I started off doing the port by hand, which allowed me to get accustomed to the syntax of Objective-C. Though I never intended to do the whole port like that, it was a good way for me to get acquainted with the language as well as getting used to Joe and Jon’s individual coding styles. While doing that I was also looking for ways to automate, at least some of, the process. The best solution I found was to do a first pass conversion on the code one file at a time using a tool called Automagical. After which, I would go through and fix up all the references and any code that Automagical couldn’t interpret.
If I was starting the project from scratch I would probably try to do the first pass automated conversion of the entire project using Automagical, or a similar tool, as a single project. I would then split the game into sections which can be integrated and tested individually.
That process would have taken a lot more time up-front. Automagical is really great at syntax conversion but isn’t very good at interpreting the semantics of the code. A programmer is required to stitch the resulting code back together. It’s also actually quite poor at handling code comments in some places (I had to reformat most of the commented enums in the game prior to conversion). If you want to know more, take a look at the information available on Automagical’s site. However, once this initial conversion is done, I think the route to a working game would have been a lot shorter.

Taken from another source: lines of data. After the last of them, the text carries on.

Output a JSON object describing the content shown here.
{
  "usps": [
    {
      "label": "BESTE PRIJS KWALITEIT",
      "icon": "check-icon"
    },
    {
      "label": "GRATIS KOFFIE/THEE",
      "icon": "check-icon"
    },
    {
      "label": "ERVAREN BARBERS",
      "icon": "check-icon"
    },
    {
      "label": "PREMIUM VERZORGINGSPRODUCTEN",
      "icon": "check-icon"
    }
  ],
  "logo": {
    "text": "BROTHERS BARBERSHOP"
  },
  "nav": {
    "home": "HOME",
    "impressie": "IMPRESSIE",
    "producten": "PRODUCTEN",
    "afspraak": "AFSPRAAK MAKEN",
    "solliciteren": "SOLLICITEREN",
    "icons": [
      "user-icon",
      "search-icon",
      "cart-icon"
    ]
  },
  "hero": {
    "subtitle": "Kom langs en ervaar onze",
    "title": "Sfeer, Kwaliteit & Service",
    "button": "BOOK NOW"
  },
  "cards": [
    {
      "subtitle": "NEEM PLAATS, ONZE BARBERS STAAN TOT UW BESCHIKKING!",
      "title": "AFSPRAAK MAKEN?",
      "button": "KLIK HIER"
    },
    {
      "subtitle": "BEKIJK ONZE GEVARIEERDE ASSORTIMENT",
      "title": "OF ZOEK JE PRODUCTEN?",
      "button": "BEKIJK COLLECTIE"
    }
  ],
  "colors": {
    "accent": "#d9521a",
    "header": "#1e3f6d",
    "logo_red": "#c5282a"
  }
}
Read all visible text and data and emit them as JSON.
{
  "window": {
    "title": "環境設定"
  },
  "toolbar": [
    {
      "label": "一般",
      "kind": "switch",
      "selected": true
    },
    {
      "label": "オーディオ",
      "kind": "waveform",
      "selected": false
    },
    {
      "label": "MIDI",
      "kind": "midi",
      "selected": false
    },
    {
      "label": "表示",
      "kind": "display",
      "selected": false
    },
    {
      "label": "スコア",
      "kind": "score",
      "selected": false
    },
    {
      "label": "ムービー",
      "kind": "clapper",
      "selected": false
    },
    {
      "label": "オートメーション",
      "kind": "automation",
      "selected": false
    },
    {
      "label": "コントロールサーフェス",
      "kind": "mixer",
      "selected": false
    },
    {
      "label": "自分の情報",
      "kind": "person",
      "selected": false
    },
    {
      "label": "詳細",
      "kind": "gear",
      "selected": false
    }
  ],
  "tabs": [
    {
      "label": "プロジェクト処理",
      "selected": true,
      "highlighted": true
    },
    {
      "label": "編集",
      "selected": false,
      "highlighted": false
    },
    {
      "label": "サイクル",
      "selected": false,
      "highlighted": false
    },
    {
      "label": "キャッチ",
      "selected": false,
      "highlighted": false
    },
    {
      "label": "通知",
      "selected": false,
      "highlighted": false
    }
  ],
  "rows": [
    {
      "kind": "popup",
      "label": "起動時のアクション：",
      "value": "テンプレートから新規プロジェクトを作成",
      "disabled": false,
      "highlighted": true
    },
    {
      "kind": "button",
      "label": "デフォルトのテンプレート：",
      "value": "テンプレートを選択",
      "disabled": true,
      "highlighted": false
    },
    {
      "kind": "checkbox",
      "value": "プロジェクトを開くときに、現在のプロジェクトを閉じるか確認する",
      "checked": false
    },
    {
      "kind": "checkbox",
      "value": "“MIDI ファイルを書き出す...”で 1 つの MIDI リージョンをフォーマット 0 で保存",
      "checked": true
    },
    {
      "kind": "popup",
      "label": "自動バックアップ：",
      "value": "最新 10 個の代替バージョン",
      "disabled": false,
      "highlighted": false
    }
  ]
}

The non-C++-like function call/message passing syntax in Objective-C really does make conversion by hand a laborious and error prone process. It’s also exactly the type of thing computers are really great at!
This automated approach to conversion would lead to a codebase which isn’t really understood by anyone though and it would have been harder to make any large scale changes like I did during conversion. A lot of the rendering and route generation code has been improved and most of the views were rebuilt with a more PC friendly interface. Most of the immediately visible changes could have been applied after the conversion. As for which approach would be ultimately faster, I’m not sure. The main draw towards the approach I actually took to the port is that I could integrate systems one at a time and use an automated testing framework, which I wrote while learning Unity, to ensure that things worked and were tested as we went along. I was also still able to use Automagical on sub-sections of code which then had to be plugged in to the existing code where interfaces had been changed etc.
A special note for my arch nemesis (during this project). In Objective-C, passing a message to a null receiver simply does nothing while in C Sharp calling a method on a null reference throws an exception. This behaviour difference between the languages led to the vast majority of the bugs I had to fix during development. The fix is easy of course, just wrapping the call in a not-null check, but it’s not always obvious which calls require wrapping from the context.
Overall, I think this project was a success. It was a fun project to work on and we saw steady progress throughout the project (it was clear that it was going to take longer than my initial estimates early on in the project) and the final product is a great port of a great game. There is more information about the game and the reviews it received here or you can just watch my favourite one of all: